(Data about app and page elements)
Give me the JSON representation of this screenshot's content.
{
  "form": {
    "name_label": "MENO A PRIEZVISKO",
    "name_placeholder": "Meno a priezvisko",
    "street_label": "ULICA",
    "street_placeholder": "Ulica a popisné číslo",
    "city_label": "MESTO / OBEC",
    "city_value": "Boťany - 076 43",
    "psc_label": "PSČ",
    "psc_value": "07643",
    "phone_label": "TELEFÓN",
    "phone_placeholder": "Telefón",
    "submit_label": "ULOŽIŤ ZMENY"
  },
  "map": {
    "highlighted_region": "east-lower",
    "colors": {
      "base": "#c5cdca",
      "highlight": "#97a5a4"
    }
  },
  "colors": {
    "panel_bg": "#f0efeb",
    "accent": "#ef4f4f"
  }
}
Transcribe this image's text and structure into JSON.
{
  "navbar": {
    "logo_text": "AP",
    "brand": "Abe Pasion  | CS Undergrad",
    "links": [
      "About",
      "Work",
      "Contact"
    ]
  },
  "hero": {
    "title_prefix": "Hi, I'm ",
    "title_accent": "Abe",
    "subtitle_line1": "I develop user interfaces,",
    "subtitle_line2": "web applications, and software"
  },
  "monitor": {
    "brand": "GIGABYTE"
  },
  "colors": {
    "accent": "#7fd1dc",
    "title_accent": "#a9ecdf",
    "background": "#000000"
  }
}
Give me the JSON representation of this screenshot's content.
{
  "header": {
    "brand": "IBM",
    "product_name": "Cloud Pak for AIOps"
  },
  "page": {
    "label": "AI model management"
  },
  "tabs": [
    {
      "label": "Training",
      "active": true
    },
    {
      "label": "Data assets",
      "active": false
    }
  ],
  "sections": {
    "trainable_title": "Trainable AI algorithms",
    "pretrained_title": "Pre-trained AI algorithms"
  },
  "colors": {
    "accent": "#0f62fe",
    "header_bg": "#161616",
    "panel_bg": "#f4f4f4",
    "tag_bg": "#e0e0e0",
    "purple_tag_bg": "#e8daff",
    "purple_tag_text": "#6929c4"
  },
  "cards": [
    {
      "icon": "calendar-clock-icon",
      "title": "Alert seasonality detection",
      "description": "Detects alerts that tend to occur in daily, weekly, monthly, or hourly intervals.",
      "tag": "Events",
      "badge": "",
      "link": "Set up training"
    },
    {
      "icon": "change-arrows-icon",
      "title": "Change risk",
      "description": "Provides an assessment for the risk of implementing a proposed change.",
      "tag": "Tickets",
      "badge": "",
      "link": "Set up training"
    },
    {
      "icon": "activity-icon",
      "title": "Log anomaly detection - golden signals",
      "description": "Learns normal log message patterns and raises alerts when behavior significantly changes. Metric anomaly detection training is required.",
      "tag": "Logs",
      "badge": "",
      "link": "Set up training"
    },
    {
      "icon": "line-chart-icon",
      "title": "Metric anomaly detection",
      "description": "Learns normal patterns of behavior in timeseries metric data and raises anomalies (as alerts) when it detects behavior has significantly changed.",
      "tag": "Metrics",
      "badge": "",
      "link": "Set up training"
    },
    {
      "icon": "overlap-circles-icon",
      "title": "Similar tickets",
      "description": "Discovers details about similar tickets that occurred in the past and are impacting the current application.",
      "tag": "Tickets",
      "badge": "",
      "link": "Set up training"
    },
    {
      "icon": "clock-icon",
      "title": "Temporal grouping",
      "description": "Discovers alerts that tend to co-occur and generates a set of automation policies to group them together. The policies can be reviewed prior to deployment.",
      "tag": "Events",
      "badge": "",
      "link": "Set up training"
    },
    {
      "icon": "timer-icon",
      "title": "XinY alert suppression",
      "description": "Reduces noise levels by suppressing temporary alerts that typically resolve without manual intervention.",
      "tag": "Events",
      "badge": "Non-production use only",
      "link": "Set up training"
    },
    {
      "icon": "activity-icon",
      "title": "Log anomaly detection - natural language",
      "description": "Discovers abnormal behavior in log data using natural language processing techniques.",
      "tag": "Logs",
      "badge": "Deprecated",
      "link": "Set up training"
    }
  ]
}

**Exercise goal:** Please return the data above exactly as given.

**Response area:**
Give me the JSON representation of this screenshot's content.
{
  "form": {
    "name_label": "MENO A PRIEZVISKO",
    "name_placeholder": "Meno a priezvisko",
    "street_label": "ULICA",
    "street_placeholder": "Ulica a popisné číslo",
    "city_label": "MESTO / OBEC",
    "city_value": "Boťany - 076 43",
    "psc_label": "PSČ",
    "psc_value": "07643",
    "phone_label": "TELEFÓN",
    "phone_placeholder": "Telefón",
    "submit_label": "ULOŽIŤ ZMENY"
  },
  "map": {
    "highlighted_region": "east-lower",
    "colors": {
      "base": "#c5cdca",
      "highlight": "#97a5a4"
    }
  },
  "colors": {
    "panel_bg": "#f0efeb",
    "accent": "#ef4f4f"
  }
}
Transcribe this image's text and structure into JSON.
{
  "navbar": {
    "logo_text": "AP",
    "brand": "Abe Pasion  | CS Undergrad",
    "links": [
      "About",
      "Work",
      "Contact"
    ]
  },
  "hero": {
    "title_prefix": "Hi, I'm ",
    "title_accent": "Abe",
    "subtitle_line1": "I develop user interfaces,",
    "subtitle_line2": "web applications, and software"
  },
  "monitor": {
    "brand": "GIGABYTE"
  },
  "colors": {
    "accent": "#7fd1dc",
    "title_accent": "#a9ecdf",
    "background": "#000000"
  }
}
Give me the JSON representation of this screenshot's content.
{
  "header": {
    "brand": "IBM",
    "product_name": "Cloud Pak for AIOps"
  },
  "page": {
    "label": "AI model management"
  },
  "tabs": [
    {
      "label": "Training",
      "active": true
    },
    {
      "label": "Data assets",
      "active": false
    }
  ],
  "sections": {
    "trainable_title": "Trainable AI algorithms",
    "pretrained_title": "Pre-trained AI algorithms"
  },
  "colors": {
    "accent": "#0f62fe",
    "header_bg": "#161616",
    "panel_bg": "#f4f4f4",
    "tag_bg": "#e0e0e0",
    "purple_tag_bg": "#e8daff",
    "purple_tag_text": "#6929c4"
  },
  "cards": [
    {
      "icon": "calendar-clock-icon",
      "title": "Alert seasonality detection",
      "description": "Detects alerts that tend to occur in daily, weekly, monthly, or hourly intervals.",
      "tag": "Events",
      "badge": "",
      "link": "Set up training"
    },
    {
      "icon": "change-arrows-icon",
      "title": "Change risk",
      "description": "Provides an assessment for the risk of implementing a proposed change.",
      "tag": "Tickets",
      "badge": "",
      "link": "Set up training"
    },
    {
      "icon": "activity-icon",
      "title": "Log anomaly detection - golden signals",
      "description": "Learns normal log message patterns and raises alerts when behavior significantly changes. Metric anomaly detection training is required.",
      "tag": "Logs",
      "badge": "",
      "link": "Set up training"
    },
    {
      "icon": "line-chart-icon",
      "title": "Metric anomaly detection",
      "description": "Learns normal patterns of behavior in timeseries metric data and raises anomalies (as alerts) when it detects behavior has significantly changed.",
      "tag": "Metrics",
      "badge": "",
      "link": "Set up training"
    },
    {
      "icon": "overlap-circles-icon",
      "title": "Similar tickets",
      "description": "Discovers details about similar tickets that occurred in the past and are impacting the current application.",
      "tag": "Tickets",
      "badge": "",
      "link": "Set up training"
    },
    {
      "icon": "clock-icon",
      "title": "Temporal grouping",
      "description": "Discovers alerts that tend to co-occur and generates a set of automation policies to group them together. The policies can be reviewed prior to deployment.",
      "tag": "Events",
      "badge": "",
      "link": "Set up training"
    },
    {
      "icon": "timer-icon",
      "title": "XinY alert suppression",
      "description": "Reduces noise levels by suppressing temporary alerts that typically resolve without manual intervention.",
      "tag": "Events",
      "badge": "Non-production use only",
      "link": "Set up training"
    },
    {
      "icon": "activity-icon",
      "title": "Log anomaly detection - natural language",
      "description": "Discovers abnormal behavior in log data using natural language processing techniques.",
      "tag": "Logs",
      "badge": "Deprecated",
      "link": "Set up training"
    }
  ]
}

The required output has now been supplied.